So how in hell can and do they exist? Simple, the federal government pays the difference (about 20 cents per kwh) as a subsidy (using your money) directly to the wind farm company so they can sell to the grid at a rate the grid can pay, make a profit and still manage healthy kick-backs to the corrupt politicians. (Are there any other kind?) The idea is, from Day One, a scam. The wind company kicks back plenty to the corrupt politician who sets up the government guarantees, creates the federal loans (Solyndra ring a bell?) and pays the enormous and endless subsidies.
Wind turbines, obviously, only produce energy when the wind is blowing. In Minnesota, and most everywhere else, wind farms produce electricity only 34.67 percent of the time. This means that we get less bang for our bucks from wind. Of course, they beat solar where the taxpayer gets a return only 50% of the time — daytime! In Texas, last winter, many people literally froze as reliance on renewables failed when faced with Mother Nature.
According to the U.S. Energy Information Administration (EIA), the lifespan of these huge grotesque, flailing, bird-murdering monsters is about 20 years. In Iowa, wind turbines rust out and fail even faster. One midwest Energy Company plans to replace their turbines every 14 years. (Do you think renewed loans and fat commissions might influence their decision?) By contrast, coal, nuclear, natural gas, and hydroelectric plants will reliably generate cheap electricity for more than 50 or almost 100 years — like the Hoover Dam built in 1931.

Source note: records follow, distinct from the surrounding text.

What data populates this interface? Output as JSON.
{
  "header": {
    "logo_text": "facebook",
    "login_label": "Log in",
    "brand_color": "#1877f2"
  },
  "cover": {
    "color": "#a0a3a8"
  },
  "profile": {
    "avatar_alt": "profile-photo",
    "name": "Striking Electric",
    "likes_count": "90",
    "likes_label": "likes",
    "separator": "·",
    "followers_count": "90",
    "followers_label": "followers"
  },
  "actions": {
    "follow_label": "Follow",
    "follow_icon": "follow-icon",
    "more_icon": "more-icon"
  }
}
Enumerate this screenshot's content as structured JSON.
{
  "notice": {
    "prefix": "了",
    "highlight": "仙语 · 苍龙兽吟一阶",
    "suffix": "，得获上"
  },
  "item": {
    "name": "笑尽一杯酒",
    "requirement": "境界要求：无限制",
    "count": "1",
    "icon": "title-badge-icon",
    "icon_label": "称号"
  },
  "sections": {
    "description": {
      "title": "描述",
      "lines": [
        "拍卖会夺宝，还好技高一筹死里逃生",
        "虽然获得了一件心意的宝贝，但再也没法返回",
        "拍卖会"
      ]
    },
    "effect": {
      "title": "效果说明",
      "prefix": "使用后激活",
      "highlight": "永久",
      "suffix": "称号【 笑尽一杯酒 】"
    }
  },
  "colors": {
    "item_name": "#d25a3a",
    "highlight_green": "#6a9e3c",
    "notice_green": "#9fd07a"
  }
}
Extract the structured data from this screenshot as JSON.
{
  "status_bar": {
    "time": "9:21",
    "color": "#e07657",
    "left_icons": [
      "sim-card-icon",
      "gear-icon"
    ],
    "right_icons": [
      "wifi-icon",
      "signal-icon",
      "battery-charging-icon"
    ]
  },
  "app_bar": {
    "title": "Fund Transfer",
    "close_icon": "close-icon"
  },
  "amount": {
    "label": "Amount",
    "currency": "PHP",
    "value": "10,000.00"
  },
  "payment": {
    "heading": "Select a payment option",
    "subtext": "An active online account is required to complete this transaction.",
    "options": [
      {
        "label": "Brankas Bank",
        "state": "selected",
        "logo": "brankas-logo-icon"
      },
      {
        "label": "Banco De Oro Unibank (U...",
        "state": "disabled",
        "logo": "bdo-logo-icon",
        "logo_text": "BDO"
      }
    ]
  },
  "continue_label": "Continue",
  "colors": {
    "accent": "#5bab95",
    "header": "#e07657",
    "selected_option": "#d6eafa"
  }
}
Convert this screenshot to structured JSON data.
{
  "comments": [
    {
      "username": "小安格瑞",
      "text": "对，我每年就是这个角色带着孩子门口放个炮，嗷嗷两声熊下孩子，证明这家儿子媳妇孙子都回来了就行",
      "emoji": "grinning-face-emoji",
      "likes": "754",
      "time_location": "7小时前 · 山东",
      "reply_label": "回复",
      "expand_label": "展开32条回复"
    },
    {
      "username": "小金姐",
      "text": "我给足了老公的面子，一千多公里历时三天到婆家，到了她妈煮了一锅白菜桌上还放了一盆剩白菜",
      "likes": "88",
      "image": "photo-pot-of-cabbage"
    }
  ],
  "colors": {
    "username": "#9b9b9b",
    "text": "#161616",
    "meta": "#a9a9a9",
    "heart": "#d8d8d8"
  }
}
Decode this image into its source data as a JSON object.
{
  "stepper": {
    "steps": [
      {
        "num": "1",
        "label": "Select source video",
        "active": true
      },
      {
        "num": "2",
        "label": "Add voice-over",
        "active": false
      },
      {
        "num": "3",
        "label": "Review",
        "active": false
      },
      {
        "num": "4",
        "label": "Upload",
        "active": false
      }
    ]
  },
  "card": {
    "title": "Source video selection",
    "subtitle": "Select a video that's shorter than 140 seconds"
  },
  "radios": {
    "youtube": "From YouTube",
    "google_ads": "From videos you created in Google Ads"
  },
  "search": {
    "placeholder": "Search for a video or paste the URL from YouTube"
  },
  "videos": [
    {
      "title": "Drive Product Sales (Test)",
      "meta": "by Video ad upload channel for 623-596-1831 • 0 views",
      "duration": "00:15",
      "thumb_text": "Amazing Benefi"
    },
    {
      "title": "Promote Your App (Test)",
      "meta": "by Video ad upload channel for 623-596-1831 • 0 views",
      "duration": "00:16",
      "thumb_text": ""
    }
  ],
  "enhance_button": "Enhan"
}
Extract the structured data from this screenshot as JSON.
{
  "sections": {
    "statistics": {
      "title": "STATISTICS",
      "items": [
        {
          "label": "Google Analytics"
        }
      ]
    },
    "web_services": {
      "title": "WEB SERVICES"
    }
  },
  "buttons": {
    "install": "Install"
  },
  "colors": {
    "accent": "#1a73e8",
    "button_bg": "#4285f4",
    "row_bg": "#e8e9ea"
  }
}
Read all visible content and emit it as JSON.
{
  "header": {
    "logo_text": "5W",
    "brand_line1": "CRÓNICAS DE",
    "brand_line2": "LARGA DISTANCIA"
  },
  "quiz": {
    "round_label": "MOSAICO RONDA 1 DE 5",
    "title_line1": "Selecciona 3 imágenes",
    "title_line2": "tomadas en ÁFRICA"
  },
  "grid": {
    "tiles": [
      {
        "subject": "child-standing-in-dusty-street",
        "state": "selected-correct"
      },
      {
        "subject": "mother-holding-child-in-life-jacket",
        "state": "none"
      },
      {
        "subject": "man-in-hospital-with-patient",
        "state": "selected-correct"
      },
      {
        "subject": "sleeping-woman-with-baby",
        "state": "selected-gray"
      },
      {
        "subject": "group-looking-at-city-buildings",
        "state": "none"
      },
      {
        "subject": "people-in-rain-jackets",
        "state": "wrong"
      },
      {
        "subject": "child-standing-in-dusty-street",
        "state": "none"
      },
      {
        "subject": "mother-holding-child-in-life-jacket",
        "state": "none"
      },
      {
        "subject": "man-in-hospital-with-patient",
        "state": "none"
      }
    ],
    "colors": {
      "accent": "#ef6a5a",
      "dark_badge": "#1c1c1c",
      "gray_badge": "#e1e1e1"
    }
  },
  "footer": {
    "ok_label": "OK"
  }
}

How much less? For example, hydro-electric plants can deliver power to the grid for as low as 3.5 cents / kwh with Nuclear a close second at 4.5 to 5 cents and coal, gas and oil at 5 to 5.5 cents per kwh. To bring this information closer to home, consider that the average U.S. household consumes about 11,000 kilo watt hours (kWh) per year or 916 monthly which, at a cost of 9 cents /kwh, would be $82.00/ month. However, electricity use varies considerably across regions of the United States. Single-family detached homes in the South probably consume the most with bills in the $300/month range. These homes have electric air conditioning, lights, stoves, micro-wave ovens and pool/sprinklers motors. A Florida home, depending entirely on wind power, with no federal subsidy, would be burning about 3000 kwhs/ month and paying about $900 a month for electricity. Fortunately, we’re not there just yet!
So, where are we? Last year, we estimate the Feds dished out about $100 billion in phony baloney subsidies of your dollars to these wind and solar scam companies. Renewables exist of course only to pad the bank accounts of crooked businessmen and even more crooked politicians whilst somewhat satisfying the “woke” tree-hugging idiots pathological green energy, cow-killing, tofu munching wet-dreams — unfortunately, as with so many of their bent plain and stupid ideas, at our expense! Renewables clearly are not ready for prime-time and may well never be. The same is true for electric vehicles. Other more advanced technologies closer to Nikola Tesla’s concepts might well be the power source of the future.
Robert J. Firth is an airline pilot with 42 years experience flying aircraft worldwide. Robert lived and worked many countries throughout his career, including 3 years in Vietnam, 5 in Africa and 12 in Europe and Russia as well as in Taiwan and HKK. Learn more here: http://www.robert-j-firth.com/ email@example.com